Back in 2008, we started a new department called Zappos Insights. The purpose of this is to help external groups learn about the Zappos culture and hopefully to inspire other companies to think about how to use happiness as a business model for customers, employees, and business partners. In just the past three and a half years, we have had more than 50,000 people come through our free tours and in-depth training.
Our intent isn't to create Zappos clones or to push the Zappos core values on other organizations. Rather, we share the process and stories of creating core values--whatever they may be--and living by them. Research has shown that it actually doesn't matter what your values are. What matters is that you have them and align your entire organization around them. The power comes from the alignment rather than the actual values themselves.

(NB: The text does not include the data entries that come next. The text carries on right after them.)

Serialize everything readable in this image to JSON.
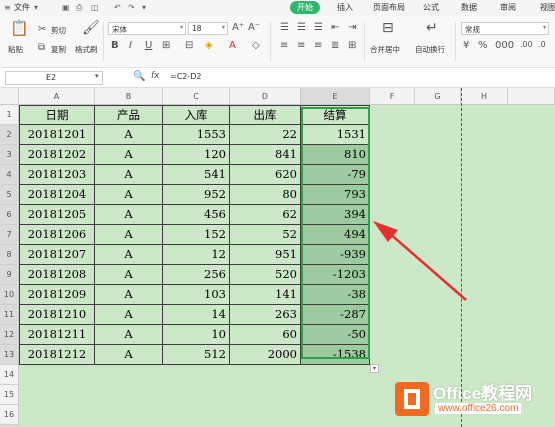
{
  "menu": {
    "file": "文件",
    "tabs": [
      "开始",
      "插入",
      "页面布局",
      "公式",
      "数据",
      "审阅",
      "视图"
    ]
  },
  "ribbon": {
    "paste": "粘贴",
    "cut": "剪切",
    "copy": "复制",
    "format_painter": "格式刷",
    "font": "宋体",
    "size": "18",
    "bold": "B",
    "italic": "I",
    "underline": "U",
    "merge": "合并居中",
    "wrap": "自动换行",
    "number_format": "常规"
  },
  "formula_bar": {
    "cell": "E2",
    "fx": "fx",
    "formula": "=C2-D2"
  },
  "columns": [
    "A",
    "B",
    "C",
    "D",
    "E",
    "F",
    "G",
    "H"
  ],
  "rows": [
    "1",
    "2",
    "3",
    "4",
    "5",
    "6",
    "7",
    "8",
    "9",
    "10",
    "11",
    "12",
    "13",
    "14",
    "15",
    "16"
  ],
  "table": {
    "headers": [
      "日期",
      "产品",
      "入库",
      "出库",
      "结算"
    ],
    "rows": [
      [
        "20181201",
        "A",
        "1553",
        "22",
        "1531"
      ],
      [
        "20181202",
        "A",
        "120",
        "841",
        "810"
      ],
      [
        "20181203",
        "A",
        "541",
        "620",
        "-79"
      ],
      [
        "20181204",
        "A",
        "952",
        "80",
        "793"
      ],
      [
        "20181205",
        "A",
        "456",
        "62",
        "394"
      ],
      [
        "20181206",
        "A",
        "152",
        "52",
        "494"
      ],
      [
        "20181207",
        "A",
        "12",
        "951",
        "-939"
      ],
      [
        "20181208",
        "A",
        "256",
        "520",
        "-1203"
      ],
      [
        "20181209",
        "A",
        "103",
        "141",
        "-38"
      ],
      [
        "20181210",
        "A",
        "14",
        "263",
        "-287"
      ],
      [
        "20181211",
        "A",
        "10",
        "60",
        "-50"
      ],
      [
        "20181212",
        "A",
        "512",
        "2000",
        "-1538"
      ]
    ]
  },
  "watermark": {
    "brand": "Office教程网",
    "url": "www.office26.com"
  },
  "colors": {
    "accent": "#2fb86b",
    "arrow": "#e5312e",
    "logo": "#f26a21",
    "sheet_bg": "#cde8c8",
    "selection": "#2ea04a"
  }
}
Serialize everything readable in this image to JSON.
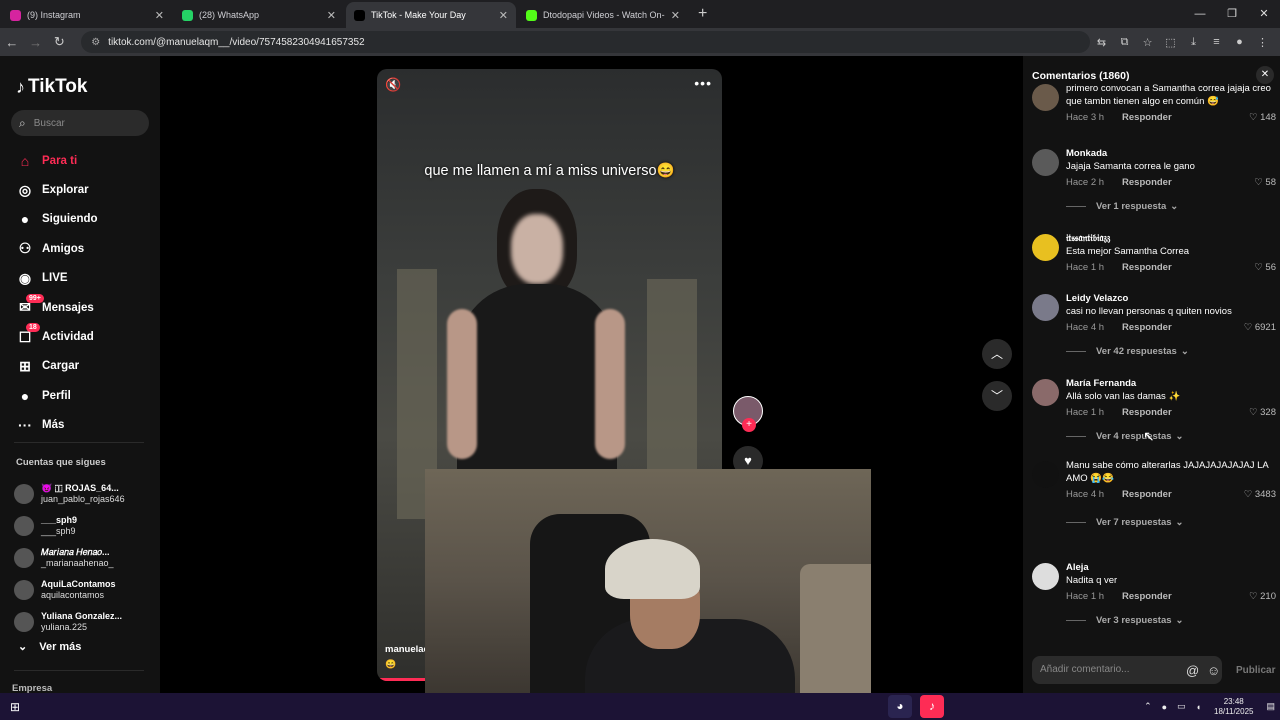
{
  "browser": {
    "tabs": [
      {
        "title": "(9) Instagram",
        "color": "#d6249f",
        "active": false
      },
      {
        "title": "(28) WhatsApp",
        "color": "#25d366",
        "active": false
      },
      {
        "title": "TikTok - Make Your Day",
        "color": "#000000",
        "active": true
      },
      {
        "title": "Dtodopapi Videos - Watch On-",
        "color": "#53fc18",
        "active": false
      }
    ],
    "new_tab": "+",
    "url": "tiktok.com/@manuelaqm__/video/7574582304941657352"
  },
  "sidebar": {
    "logo": "TikTok",
    "search_placeholder": "Buscar",
    "nav": [
      {
        "label": "Para ti",
        "icon": "home-icon",
        "glyph": "⌂",
        "active": true,
        "badge": ""
      },
      {
        "label": "Explorar",
        "icon": "compass-icon",
        "glyph": "◎",
        "active": false,
        "badge": ""
      },
      {
        "label": "Siguiendo",
        "icon": "following-icon",
        "glyph": "●",
        "active": false,
        "badge": ""
      },
      {
        "label": "Amigos",
        "icon": "friends-icon",
        "glyph": "⚇",
        "active": false,
        "badge": ""
      },
      {
        "label": "LIVE",
        "icon": "live-icon",
        "glyph": "◉",
        "active": false,
        "badge": ""
      },
      {
        "label": "Mensajes",
        "icon": "messages-icon",
        "glyph": "✉",
        "active": false,
        "badge": "99+"
      },
      {
        "label": "Actividad",
        "icon": "activity-icon",
        "glyph": "☐",
        "active": false,
        "badge": "18"
      },
      {
        "label": "Cargar",
        "icon": "upload-icon",
        "glyph": "⊞",
        "active": false,
        "badge": ""
      },
      {
        "label": "Perfil",
        "icon": "profile-icon",
        "glyph": "●",
        "active": false,
        "badge": ""
      },
      {
        "label": "Más",
        "icon": "more-icon",
        "glyph": "···",
        "active": false,
        "badge": ""
      }
    ],
    "following_title": "Cuentas que sigues",
    "following": [
      {
        "name": "😈 🇮 ROJAS_64...",
        "handle": "juan_pablo_rojas646"
      },
      {
        "name": "___sph9",
        "handle": "___sph9"
      },
      {
        "name": "𝑀𝑎𝑟𝑖𝑎𝑛𝑎 𝐻𝑒𝑛𝑎𝑜...",
        "handle": "_marianaahenao_"
      },
      {
        "name": "AquiLaContamos",
        "handle": "aquilacontamos"
      },
      {
        "name": "Yuliana Gonzalez...",
        "handle": "yuliana.225"
      }
    ],
    "see_more": "Ver más",
    "footer": "Empresa"
  },
  "video": {
    "caption": "que me llamen a mí a miss universo😄",
    "author": "manuelac",
    "emoji": "😄"
  },
  "comments": {
    "title": "Comentarios (1860)",
    "reply_label": "Responder",
    "items": [
      {
        "user": "",
        "text": "primero convocan a Samantha correa jajaja creo que tambn tienen algo en común 😅",
        "time": "Hace 3 h",
        "likes": "148",
        "replies": "",
        "avatar": "#6a5a4a"
      },
      {
        "user": "Monkada",
        "text": "Jajaja Samanta correa le gano",
        "time": "Hace 2 h",
        "likes": "58",
        "replies": "Ver 1 respuesta",
        "avatar": "#5a5a5a"
      },
      {
        "user": "𝔦𝔱𝔰𝔰𝔞𝔫𝔱𝔦𝔟𝔦𝔞𝔷𝔷",
        "text": "Esta mejor Samantha Correa",
        "time": "Hace 1 h",
        "likes": "56",
        "replies": "",
        "avatar": "#e8c020"
      },
      {
        "user": "Leidy Velazco",
        "text": "casi no llevan personas q quiten novios",
        "time": "Hace 4 h",
        "likes": "6921",
        "replies": "Ver 42 respuestas",
        "avatar": "#7a7a8a"
      },
      {
        "user": "María Fernanda",
        "text": "Allá solo van las damas ✨",
        "time": "Hace 1 h",
        "likes": "328",
        "replies": "Ver 4 respuestas",
        "avatar": "#8a6a6a"
      },
      {
        "user": "",
        "text": "Manu sabe cómo alterarlas JAJAJAJAJAJAJ LA AMO 😭😂",
        "time": "Hace 4 h",
        "likes": "3483",
        "replies": "Ver 7 respuestas",
        "avatar": "#111111"
      },
      {
        "user": "Aleja",
        "text": "Nadita q ver",
        "time": "Hace 1 h",
        "likes": "210",
        "replies": "Ver 3 respuestas",
        "avatar": "#dddddd"
      }
    ],
    "input_placeholder": "Añadir comentario...",
    "publish": "Publicar"
  },
  "taskbar": {
    "time": "23:48",
    "date": "18/11/2025"
  }
}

I have raved about Cognizant’s Community event in the past
“Very few Cognizant sales pitches. But a very wide agenda and a relaxed atmosphere for its clients to learn and mingle with peers…I wish more user conferences followed this pattern. There is plenty of time rest of year to sell. Have confidence in your customers. Give them a couple of days to sit and think – yes even about the North Pole.”
Cognizant has allowed me this year to invite blog readers who are senior execs - CIOs, CFOs, COO, CMOs & CDOs across industries, as well as other leaders across disciplines - business process owners as well as IT folks to consider attending.
It’s at the Ritz-Carlton in Orlando, October 19-22. The agenda is already compelling (like some confirmed speakers below) and from past years i know it will be mind expanding. The community of innovative executives you get to mingle with is usually outstanding.
It’s an irony of the second Age of Reason that the abundance of data—the effervescence of sources and ease of delivery—makes so many more questions answerable while at the same time making it very easy to get lost. We’ve dedicated an issue to exploration, to a broad, cross-platform look at the fruits of Big Data.
If federal agencies regularly come to 18F for “agile” software development — a term for a rapid, highly iterative project management process — they might eventually make that a priority when seeking IT contracts with outside tech companies, Tangherlini said.
The group was also formed to advance a collaborative, creative approach to software development, said Greg Godbout, 18F’s senior team lead. The code for FBOpen, and all other 18F projects, is posted publicly online on Github, a software code repository, and the team encourages developers at other agencies to use the code to build new features into their own Web sites.
Matte gray, with the chiseled angles of a Nighthawk stealth aircraft, Ghost doesn’t look like a boat. Its 38-foot main hull is designed to travel above the water’s surface, propped up by two narrow struts, both 12 feet long and razor-sharp at the front so they can cut through ocean debris. Underwater, each strut is attached to a 62-foot-long tube that contains a gas turbine engine. Hinges allow the struts to move up and down like wings. While parked, or traveling through shallow waters, they can be extended to the side. In deeper waters, at speeds of eight knots or higher, they can rotate downward to lift the hull into the air, eliminating the jarring impact of waves.
During my visit to Oracle HQ in Redwood Shores this past week I wondered how they had managed to get the America’s Cup boat all the way from the docks to the lake in the campus. How did it manage the traffic on Hwy 101 for one? :)
Sergio Segal, a resident of the city and with even more curiosity than I have had spent hours watching and photographing the helicopter transporting the boat, the mantling and dismantling of the massive crane which hoisted it in place and the end result.
He told me he thought Sheedy Dryage was the contractor. I can believe it. Its website says it is “capable of performing almost any hoisting, rigging, or hauling task efficiently and safely”